As Esther and I bring in what we hope will be a successful new season for Streetworks, it is our hope that we all will be on the same page with us every step of the way. And as we are starting a new chapter, we feel that it is necessary to first find the anchor that we should orient ourselves around as we move forward. It has also come to my attention that Streetworks can easily be seen as an organisation that simply does good works in the community. Now, this is a good thing, but we are much more than that. Streetworks unashamedly and unapologetically follows Christ. For these reasons, I am doing what I will call ‘The Theology of Streetworks’.
The theology behind the organisation and the reasoning for doing it is something multi-faceted and I want to approach it from three different aspects. So please read and think with me on the theology behind Streetworks.
For The Glory Of The LORD
The first element in the theology of Streetworks is probably the most obvious one of all. Jesus himself said that he did not come to be served but to serve (Matthew 20:28). And if Jesus is any example to go by, then we must do the same. Quite simply, it’s as simple as that. The practical element of Streetworks was the primary motivation for its founding and it is something that we as an organisation want to continue with. We see it as a core foundation to the organisation. But serving our community is more than just something we do because we are told to do it. It is also something we do because it reflects God’s character. Deuteronomy 10:18 says that God defends the cause of the fatherless and the widow, and loves the alien, giving him food and clothing, and this is just one of the many times that the bible shows this message. You see, God isn’t just in the business of commanding that we help those who are in need but he actually has a heart for it to happen himself.

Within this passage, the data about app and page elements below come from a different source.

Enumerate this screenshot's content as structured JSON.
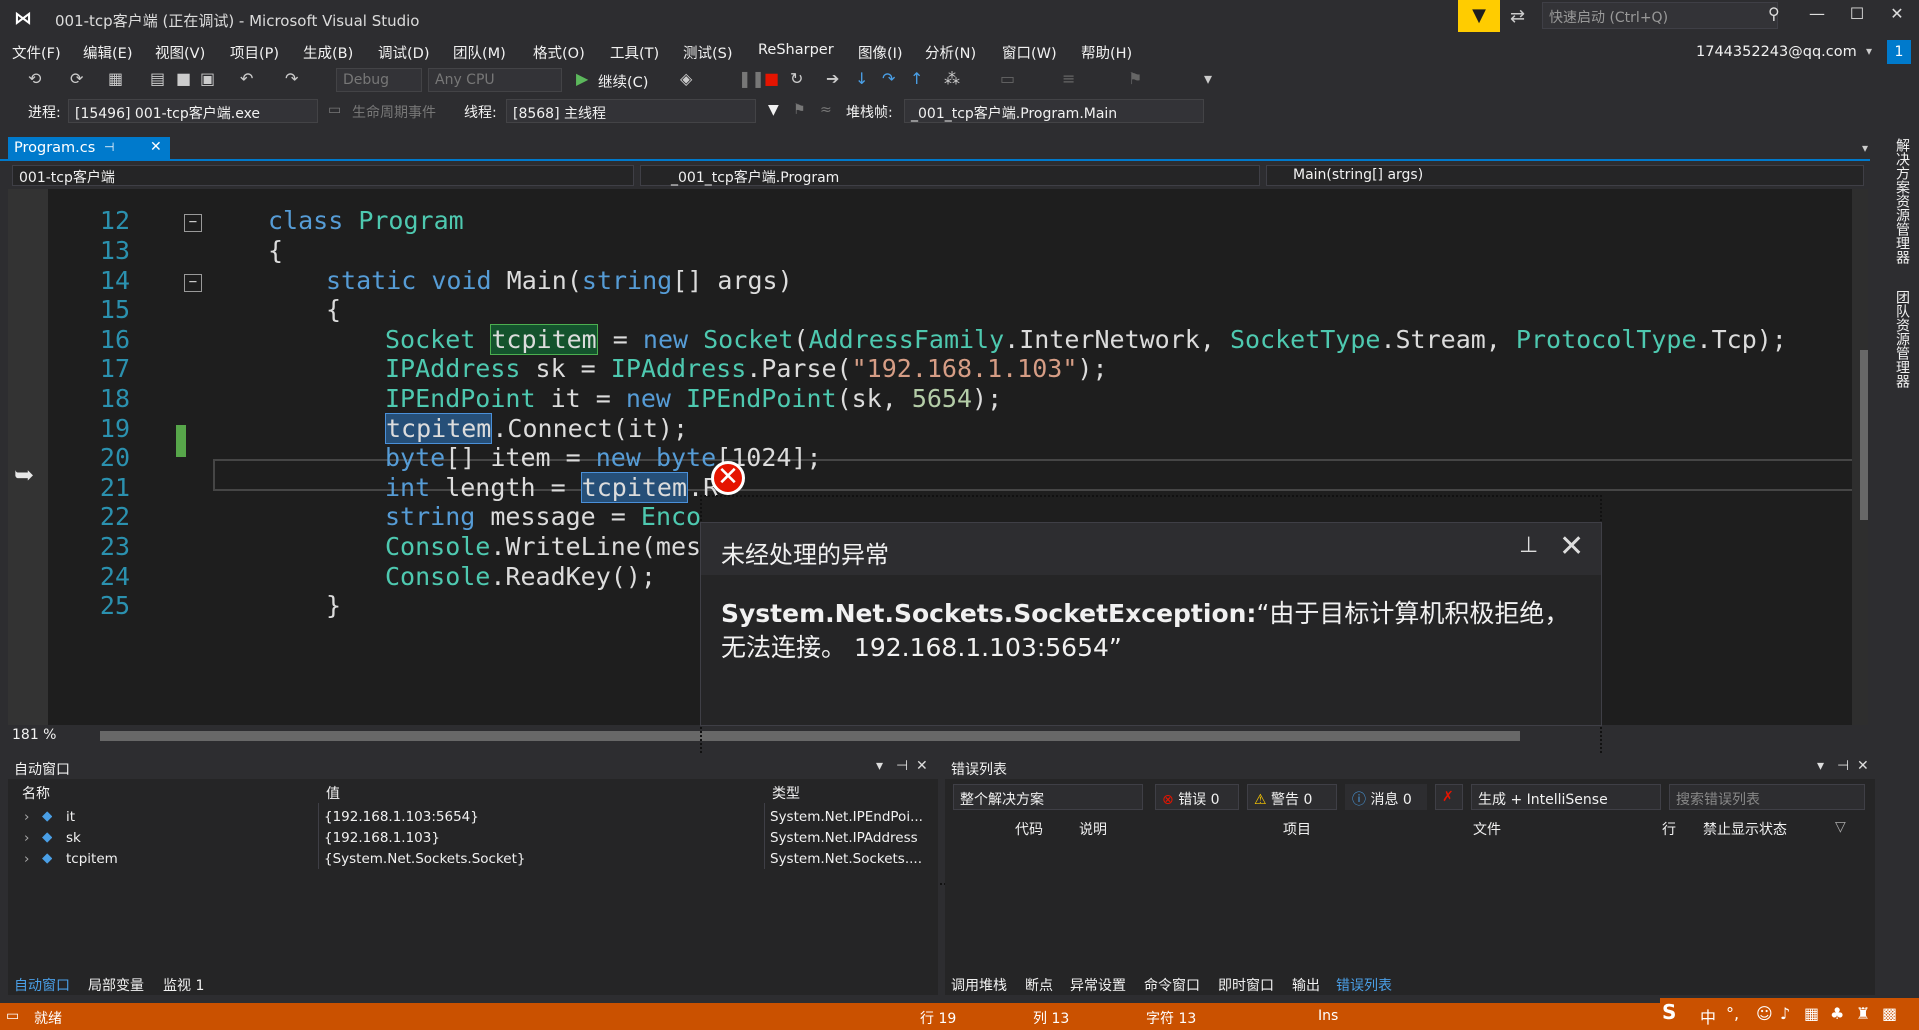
{
  "window": {
    "title": "001-tcp客户端 (正在调试) - Microsoft Visual Studio",
    "quick_launch_placeholder": "快速启动 (Ctrl+Q)",
    "account": "1744352243@qq.com",
    "notification_count": "1"
  },
  "menu": [
    "文件(F)",
    "编辑(E)",
    "视图(V)",
    "项目(P)",
    "生成(B)",
    "调试(D)",
    "团队(M)",
    "格式(O)",
    "工具(T)",
    "测试(S)",
    "ReSharper",
    "图像(I)",
    "分析(N)",
    "窗口(W)",
    "帮助(H)"
  ],
  "toolbar": {
    "config": "Debug",
    "platform": "Any CPU",
    "continue_label": "继续(C)"
  },
  "debug_location": {
    "process_label": "进程:",
    "process_value": "[15496] 001-tcp客户端.exe",
    "lifecycle_label": "生命周期事件",
    "thread_label": "线程:",
    "thread_value": "[8568] 主线程",
    "stackframe_label": "堆栈帧:",
    "stackframe_value": "_001_tcp客户端.Program.Main"
  },
  "tab": {
    "label": "Program.cs"
  },
  "navbar": {
    "project": "001-tcp客户端",
    "class": "_001_tcp客户端.Program",
    "member": "Main(string[] args)"
  },
  "code_lines": [
    {
      "num": "12"
    },
    {
      "num": "13"
    },
    {
      "num": "14"
    },
    {
      "num": "15"
    },
    {
      "num": "16"
    },
    {
      "num": "17"
    },
    {
      "num": "18"
    },
    {
      "num": "19"
    },
    {
      "num": "20"
    },
    {
      "num": "21"
    },
    {
      "num": "22"
    },
    {
      "num": "23"
    },
    {
      "num": "24"
    },
    {
      "num": "25"
    }
  ],
  "editor": {
    "zoom": "181 %"
  },
  "exception": {
    "title": "未经处理的异常",
    "type": "System.Net.Sockets.SocketException:",
    "message": "“由于目标计算机积极拒绝，无法连接。 192.168.1.103:5654”"
  },
  "autos": {
    "title": "自动窗口",
    "columns": {
      "name": "名称",
      "value": "值",
      "type": "类型"
    },
    "rows": [
      {
        "name": "it",
        "value": "{192.168.1.103:5654}",
        "type": "System.Net.IPEndPoi..."
      },
      {
        "name": "sk",
        "value": "{192.168.1.103}",
        "type": "System.Net.IPAddress"
      },
      {
        "name": "tcpitem",
        "value": "{System.Net.Sockets.Socket}",
        "type": "System.Net.Sockets...."
      }
    ],
    "bottom_tabs": [
      "自动窗口",
      "局部变量",
      "监视 1"
    ]
  },
  "errors": {
    "title": "错误列表",
    "scope": "整个解决方案",
    "errors_label": "错误 0",
    "warnings_label": "警告 0",
    "messages_label": "消息 0",
    "build_filter": "生成 + IntelliSense",
    "search_placeholder": "搜索错误列表",
    "columns": {
      "code": "代码",
      "desc": "说明",
      "project": "项目",
      "file": "文件",
      "line": "行",
      "suppress": "禁止显示状态"
    },
    "bottom_tabs": [
      "调用堆栈",
      "断点",
      "异常设置",
      "命令窗口",
      "即时窗口",
      "输出",
      "错误列表"
    ]
  },
  "side_tabs": [
    "解决方案资源管理器",
    "团队资源管理器"
  ],
  "status": {
    "ready": "就绪",
    "row": "行 19",
    "col": "列 13",
    "char": "字符 13",
    "mode": "Ins"
  },
  "ime": {
    "lang": "中"
  },
  "colors": {
    "accent": "#007acc",
    "status": "#ca5100",
    "error": "#e51400"
  }
}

But there is still another element to the good works that we do. Again, the words of Jesus, let your light shine before men that they may see your good deeds and praise your Father in heaven (Matthew 5:16). Our good deeds aren’t just something that we do for the people in need but we do these things as witnesses. If our deeds are deeds of love and compassion and we are doing them in order to capture the heart of God, then it logically follows that God is loving and compassionate. And so, as we serve others we help them and give glory to God from our own standpoint, we also will spur others into praising God too and be a light in the Hamilton community.
Mind As Well As Matter
There is a very interesting passage near the end of the gospel of Matthew which is part of a larger passage that is often known as the seven woes. It says, Woe to you teachers of the law and Pharisees, you hypocrites! You give a tenth of your spices – mint, dill and cumin. But you have neglected the more important matters of the law – justice, mercy and faithfulness (Matthew 23:23). The first thing that I find interesting is that the teachers of the law were supposed to realise that certain aspects of the law were more important. But how would they have been able to do this? By using their minds. Jesus is telling them that instead of simply pointing to a scripture and following it blindly, they should have looked at the whole law and applied their brains to it.
Streetworks works not just to simply serve God practically but do so strategically. If we simply built a hundred houses for the people of Hamilton but only thirty were needed, then we would be wasting both time and resources. That is why Streetworks aims to serve in the areas that other organisations typically don’t. We aim to fill the needs that fall through the cracks in order that our service would be strategic. I often will look at the church of Christ as a group of people lost in a desert. Sure, in order to survive you do need to actually walk somewhere in order to find safety, but if you don’t stop and figure out which direction to go in, you could easily get lost. Even a slight misread of a compass could lead to the group being very lost further on down the track. If you actually imagine this group in the desert, you will most likely find two types of people. There will be those that want to set out straight away without wasting any time strategizing. Or there will be the group who will want to spend great amounts of time figuring out exactly which direction they need to go but have very little desire to actually get going. Streetworks aims to connect both groups of people in the work that we do.
The Primary Reason
In this section, I’m going to take you through a process of logic. Firstly, I think we can all agree that we are called, by God, to do practical things. And secondly, I think we can all agree that God can do anything better than we can. Well, if this is the case, and God could outdo us in any area, then why would he even bother asking us to do it at all? Relationships. What God truly desires from each of us, individually, is a relationship with him. This is the heart of our existence. This highlights the difference between helping and serving. Helping is doing something on the terms of the person doing the helping. It is doing something that looks to fulfil the needs of the person who does it, not the person receiving it. This can be a bit of a wolf in sheep’s clothing and can often do more harm than good. Serving on the other hand, puts the needs of others first and seeks to first ascertain the areas of need before simply going ahead and helping. This is the approach that Streetworks endeavours to uphold.
But the aspect of relationship goes deeper. In the beginning, God created Adam and put him in charge of the entire earth. Adam had the entire world (more or less) there for his enjoyment. And yet what did God say? It is not good for man to be alone (Genesis 2:18). All of the material things on earth were considered worthless without others there to enjoy them. At Streetworks, we endeavour to keep both a relationship with God and relationships with others as the core element of what we do. Because it is the foundational element of God’s creation.